**What to do:** Scan the data for "kicker" and copy each matching line.

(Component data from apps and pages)

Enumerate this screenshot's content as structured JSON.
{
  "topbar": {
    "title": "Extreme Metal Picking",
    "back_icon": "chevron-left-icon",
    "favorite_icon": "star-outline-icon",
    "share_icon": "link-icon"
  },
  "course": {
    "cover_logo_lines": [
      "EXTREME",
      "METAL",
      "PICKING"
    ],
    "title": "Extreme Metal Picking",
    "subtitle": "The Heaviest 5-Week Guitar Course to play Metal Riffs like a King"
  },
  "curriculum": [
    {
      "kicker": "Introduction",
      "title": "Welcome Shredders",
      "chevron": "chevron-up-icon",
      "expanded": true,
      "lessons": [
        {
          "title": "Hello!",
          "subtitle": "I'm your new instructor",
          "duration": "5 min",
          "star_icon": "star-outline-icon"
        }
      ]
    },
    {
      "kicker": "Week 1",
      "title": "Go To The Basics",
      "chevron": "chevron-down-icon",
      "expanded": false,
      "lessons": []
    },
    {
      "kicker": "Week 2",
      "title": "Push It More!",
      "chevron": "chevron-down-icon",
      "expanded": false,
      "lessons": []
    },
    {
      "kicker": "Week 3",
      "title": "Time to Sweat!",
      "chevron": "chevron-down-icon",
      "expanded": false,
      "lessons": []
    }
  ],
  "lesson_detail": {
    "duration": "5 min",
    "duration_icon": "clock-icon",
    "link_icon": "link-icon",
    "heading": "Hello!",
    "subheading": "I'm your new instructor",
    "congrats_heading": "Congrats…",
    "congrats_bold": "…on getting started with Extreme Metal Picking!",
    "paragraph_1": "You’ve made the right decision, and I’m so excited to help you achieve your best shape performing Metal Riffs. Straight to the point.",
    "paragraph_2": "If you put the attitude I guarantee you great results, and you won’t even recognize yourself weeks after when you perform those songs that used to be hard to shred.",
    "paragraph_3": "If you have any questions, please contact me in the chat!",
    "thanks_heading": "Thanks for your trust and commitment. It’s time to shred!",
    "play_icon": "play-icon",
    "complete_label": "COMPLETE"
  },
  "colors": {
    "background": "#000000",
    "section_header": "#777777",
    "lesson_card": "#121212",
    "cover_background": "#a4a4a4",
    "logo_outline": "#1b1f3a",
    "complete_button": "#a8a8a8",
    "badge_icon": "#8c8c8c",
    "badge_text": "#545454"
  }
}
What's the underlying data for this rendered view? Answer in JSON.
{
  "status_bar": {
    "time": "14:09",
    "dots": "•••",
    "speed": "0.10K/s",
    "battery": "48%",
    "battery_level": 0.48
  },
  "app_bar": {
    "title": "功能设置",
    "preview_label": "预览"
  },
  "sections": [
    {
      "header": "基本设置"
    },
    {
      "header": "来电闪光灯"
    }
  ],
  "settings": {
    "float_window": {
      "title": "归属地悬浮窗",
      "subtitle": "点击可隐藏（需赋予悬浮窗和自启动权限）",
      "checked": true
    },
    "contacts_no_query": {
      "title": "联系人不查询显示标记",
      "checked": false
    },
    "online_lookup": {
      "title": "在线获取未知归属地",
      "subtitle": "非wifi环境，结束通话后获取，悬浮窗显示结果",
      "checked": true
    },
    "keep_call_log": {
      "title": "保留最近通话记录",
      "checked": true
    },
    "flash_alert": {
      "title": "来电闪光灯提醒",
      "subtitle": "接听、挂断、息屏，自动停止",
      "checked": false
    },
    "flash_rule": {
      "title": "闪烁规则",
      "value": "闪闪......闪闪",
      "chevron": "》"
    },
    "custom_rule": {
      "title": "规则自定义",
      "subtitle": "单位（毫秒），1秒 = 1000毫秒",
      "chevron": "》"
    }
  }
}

**Response to the exercise:**
      "kicker": "Introduction",
      "kicker": "Week 1",
      "kicker": "Week 2",
      "kicker": "Week 3",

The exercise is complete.